Financier John Armitage, who has given more than £3 million to the Conservative Party, said he believed the prime minister is finished.
He claimed current global challenges to the West necessitate “very serious, engaged politicians with a sense of purpose”.
Speaking to the BBC’s Laura Kuenssberg, Armitage said: “Politicians should go into politics to do good for their country.
“That is the overwhelming reason to be in politics. I don’t think it’s about your own personal sense of getting to the top of a snakes-and-ladders game.”
‘Lack of honour’
He added: “I feel that if you lose moral authority and if you do things which the average person – your mother, someone who you admire – if you do something or say something which on the front page of The Sunday Times looks terrible and you do that consistently and you betray a sense of not really caring, I think you should leave.
“I find the lack of honour inherent in modern politics incredibly distressing.”
The hedge fund boss remains a Tory member – but admitted he donated £12,500 to Keir Starmer’s Labour in 2021, having given more than £500,000 to the Tories since Johnson became prime minister.
A Downing Street source later told the BBC that Armitage was “behind the times”, and insisted Johnson was making the changes needed to deliver on his election promises.
Asked if he thinks Johnson’s leadership is past the point of no return, Armitage said: “Personally, yes.”
Armitage, co-founder of hedge fund Egerton Capital, suggested that Johnson’s attempts to change his administration are not enough to win back support.
“What about a sense of personal responsibility?
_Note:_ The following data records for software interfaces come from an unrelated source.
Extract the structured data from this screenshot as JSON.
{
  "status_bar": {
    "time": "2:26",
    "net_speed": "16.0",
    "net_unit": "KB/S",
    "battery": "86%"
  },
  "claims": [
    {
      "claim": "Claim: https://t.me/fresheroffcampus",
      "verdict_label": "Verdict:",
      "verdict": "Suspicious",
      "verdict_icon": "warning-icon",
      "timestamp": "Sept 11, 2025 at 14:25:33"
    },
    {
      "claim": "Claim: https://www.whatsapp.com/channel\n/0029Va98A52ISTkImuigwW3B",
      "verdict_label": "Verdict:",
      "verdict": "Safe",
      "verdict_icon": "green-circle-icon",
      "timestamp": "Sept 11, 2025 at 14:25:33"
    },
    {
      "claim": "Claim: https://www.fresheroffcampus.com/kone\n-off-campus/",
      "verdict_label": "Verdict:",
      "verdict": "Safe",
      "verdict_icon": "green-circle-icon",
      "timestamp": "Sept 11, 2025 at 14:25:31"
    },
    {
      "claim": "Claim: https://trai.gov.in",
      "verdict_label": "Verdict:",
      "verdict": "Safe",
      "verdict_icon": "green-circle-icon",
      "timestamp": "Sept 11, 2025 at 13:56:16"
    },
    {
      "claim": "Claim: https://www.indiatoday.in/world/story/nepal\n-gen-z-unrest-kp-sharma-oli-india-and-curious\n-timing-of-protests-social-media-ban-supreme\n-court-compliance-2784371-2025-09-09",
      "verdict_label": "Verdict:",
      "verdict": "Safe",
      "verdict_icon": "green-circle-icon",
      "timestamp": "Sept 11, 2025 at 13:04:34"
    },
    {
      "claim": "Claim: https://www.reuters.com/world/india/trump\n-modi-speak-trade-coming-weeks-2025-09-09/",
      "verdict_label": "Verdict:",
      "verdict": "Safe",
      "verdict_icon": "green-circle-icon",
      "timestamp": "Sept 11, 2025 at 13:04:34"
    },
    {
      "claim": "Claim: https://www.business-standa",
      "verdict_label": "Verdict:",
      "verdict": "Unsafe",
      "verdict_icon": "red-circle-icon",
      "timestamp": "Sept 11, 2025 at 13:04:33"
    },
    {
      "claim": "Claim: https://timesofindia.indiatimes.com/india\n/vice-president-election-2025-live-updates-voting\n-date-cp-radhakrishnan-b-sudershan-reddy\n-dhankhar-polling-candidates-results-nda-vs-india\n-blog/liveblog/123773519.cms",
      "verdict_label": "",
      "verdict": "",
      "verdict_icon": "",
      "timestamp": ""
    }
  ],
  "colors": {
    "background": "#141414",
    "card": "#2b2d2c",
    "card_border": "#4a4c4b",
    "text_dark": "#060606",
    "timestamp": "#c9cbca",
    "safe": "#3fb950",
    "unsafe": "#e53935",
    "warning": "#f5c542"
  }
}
You know ‘I’m going to change my chief of staff and it will all be fine’. Oh, really?”
The BBC said Armitage has told the Tories he will not be giving it any more money as things stand, but he plans to remain a member.
Johnson will face MPs in the Commons on Wednesday after carrying out a limited reshuffle which saw Mark Spencer moved from chief whip to Leader of the Commons, with the previous holder of that role, Jacob Rees-Mogg, becoming Minister for Brexit Opportunities.
New Chip Whip Chris Heaton-Harris told BBC’s Newsnight: “I would like to think we have a very strong prime minister who is going to continue and get stronger and stronger and lead us into the next election, which we will win comfortably.”
Spencer’s continued role in Government has raised eyebrows as he continues to be investigated over his role in MP Nusrat Ghani’s allegations of Islamophobia.
Johnson asked the Cabinet Office to “establish the facts” regarding the Tory MP’s claim that she was told by a whip her dismissal as a minister in 2020 was because of concerns about her “Muslimness”. Spencer identified himself as the whip but denied her accusation.
Health Minister Edward Argar told Times Radio: “There is an investigation going on into those specific allegations that were made… So it wouldn’t be right for me to comment while that process is going on.
“Speaking on the basis of my working relationships, and as a colleague, I’ve always found Mark to be an incredibly decent, forthright and genuine person and I found him to be a highly effective chief whip.”